Luckily, Pang was receptive to Rodgers’ suggestion that she keep the venue open long enough to give it a proper send-off rather than shuttering it quietly in early April as she initially planned. “Those who have strong feelings about the venue are grateful for having a few more opportunities to enjoy it before it shutters,” Rodgers said.

“We’re going to go out with a bang,” Pang said.

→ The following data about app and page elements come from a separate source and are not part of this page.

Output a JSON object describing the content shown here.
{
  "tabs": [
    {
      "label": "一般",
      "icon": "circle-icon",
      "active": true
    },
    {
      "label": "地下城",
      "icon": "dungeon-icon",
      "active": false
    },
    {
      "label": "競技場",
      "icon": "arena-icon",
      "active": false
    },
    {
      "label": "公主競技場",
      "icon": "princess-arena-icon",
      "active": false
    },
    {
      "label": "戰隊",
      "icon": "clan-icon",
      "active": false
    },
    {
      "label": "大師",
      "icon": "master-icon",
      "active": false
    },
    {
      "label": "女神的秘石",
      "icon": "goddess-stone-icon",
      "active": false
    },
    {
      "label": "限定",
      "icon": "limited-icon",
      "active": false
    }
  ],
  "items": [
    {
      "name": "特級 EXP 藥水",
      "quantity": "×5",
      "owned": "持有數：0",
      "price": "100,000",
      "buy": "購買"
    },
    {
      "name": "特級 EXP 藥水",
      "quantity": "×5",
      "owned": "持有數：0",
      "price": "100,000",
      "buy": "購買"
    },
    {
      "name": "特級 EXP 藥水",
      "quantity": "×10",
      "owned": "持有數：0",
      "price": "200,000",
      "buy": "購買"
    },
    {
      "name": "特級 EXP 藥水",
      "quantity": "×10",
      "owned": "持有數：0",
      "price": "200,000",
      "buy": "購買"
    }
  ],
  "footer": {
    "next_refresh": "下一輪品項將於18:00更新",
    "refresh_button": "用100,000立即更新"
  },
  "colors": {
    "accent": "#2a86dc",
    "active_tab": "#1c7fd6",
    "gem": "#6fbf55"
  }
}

Ask Rodgers what possible solution could be made regarding a space such as the Troc, a battered-but-beautiful lady on the National Register of Historic Places, and Dancing Ferret’s boss states that the options are limited.  “It’s not like you can turn it into a Wawa.  It’s right in Center City and has huge square footage, so it can’t be cheap.  The Trocadero built a great brand…Another venue could work to fill that void if it had the right people at the helm and the building itself kept its character and good bones.”

He paused, then added a final thought.

“But nothing will have the same charm as the Troc.”


  • A.D. Amarosi's Headshot

    A.D. Amorosi is an award-winning journalist who, along with working for the Philadelphia Weekly, writes regularly for Variety, Jazz Times, Flood and Wax Poetics, and hosts and co-produces his own SoundCloud-charting radio show, Theater in the Round for Pacifica National Public Radio station WPPM 106.5 FM and WPPM.org.

More Popular Articles

Upcoming Philly Events